▶ **EXERCISE OBJECTIVE**
Can you give all the records again without altering a single character?

───── THE INPUT

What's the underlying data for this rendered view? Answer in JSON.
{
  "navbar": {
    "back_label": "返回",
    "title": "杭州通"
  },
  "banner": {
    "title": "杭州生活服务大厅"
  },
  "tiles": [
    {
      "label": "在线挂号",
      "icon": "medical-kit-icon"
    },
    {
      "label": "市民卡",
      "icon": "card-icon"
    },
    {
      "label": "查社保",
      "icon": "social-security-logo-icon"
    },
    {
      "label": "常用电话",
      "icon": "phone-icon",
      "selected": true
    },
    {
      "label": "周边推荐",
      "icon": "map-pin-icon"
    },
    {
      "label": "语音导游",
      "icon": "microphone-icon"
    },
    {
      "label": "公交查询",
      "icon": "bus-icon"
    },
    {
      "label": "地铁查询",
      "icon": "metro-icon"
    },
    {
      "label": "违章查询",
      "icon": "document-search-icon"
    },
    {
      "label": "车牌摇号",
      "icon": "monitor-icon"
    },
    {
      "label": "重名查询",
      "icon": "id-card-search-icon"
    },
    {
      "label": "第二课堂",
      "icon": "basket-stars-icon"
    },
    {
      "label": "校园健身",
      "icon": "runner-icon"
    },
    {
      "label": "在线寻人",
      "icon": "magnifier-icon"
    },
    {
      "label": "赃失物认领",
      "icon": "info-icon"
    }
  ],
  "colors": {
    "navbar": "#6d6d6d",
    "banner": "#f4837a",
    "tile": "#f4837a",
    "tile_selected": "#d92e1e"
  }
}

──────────

▶ **WRITTEN ANSWER**
What's the underlying data for this rendered view? Answer in JSON.
{
  "navbar": {
    "back_label": "返回",
    "title": "杭州通"
  },
  "banner": {
    "title": "杭州生活服务大厅"
  },
  "tiles": [
    {
      "label": "在线挂号",
      "icon": "medical-kit-icon"
    },
    {
      "label": "市民卡",
      "icon": "card-icon"
    },
    {
      "label": "查社保",
      "icon": "social-security-logo-icon"
    },
    {
      "label": "常用电话",
      "icon": "phone-icon",
      "selected": true
    },
    {
      "label": "周边推荐",
      "icon": "map-pin-icon"
    },
    {
      "label": "语音导游",
      "icon": "microphone-icon"
    },
    {
      "label": "公交查询",
      "icon": "bus-icon"
    },
    {
      "label": "地铁查询",
      "icon": "metro-icon"
    },
    {
      "label": "违章查询",
      "icon": "document-search-icon"
    },
    {
      "label": "车牌摇号",
      "icon": "monitor-icon"
    },
    {
      "label": "重名查询",
      "icon": "id-card-search-icon"
    },
    {
      "label": "第二课堂",
      "icon": "basket-stars-icon"
    },
    {
      "label": "校园健身",
      "icon": "runner-icon"
    },
    {
      "label": "在线寻人",
      "icon": "magnifier-icon"
    },
    {
      "label": "赃失物认领",
      "icon": "info-icon"
    }
  ],
  "colors": {
    "navbar": "#6d6d6d",
    "banner": "#f4837a",
    "tile": "#f4837a",
    "tile_selected": "#d92e1e"
  }
}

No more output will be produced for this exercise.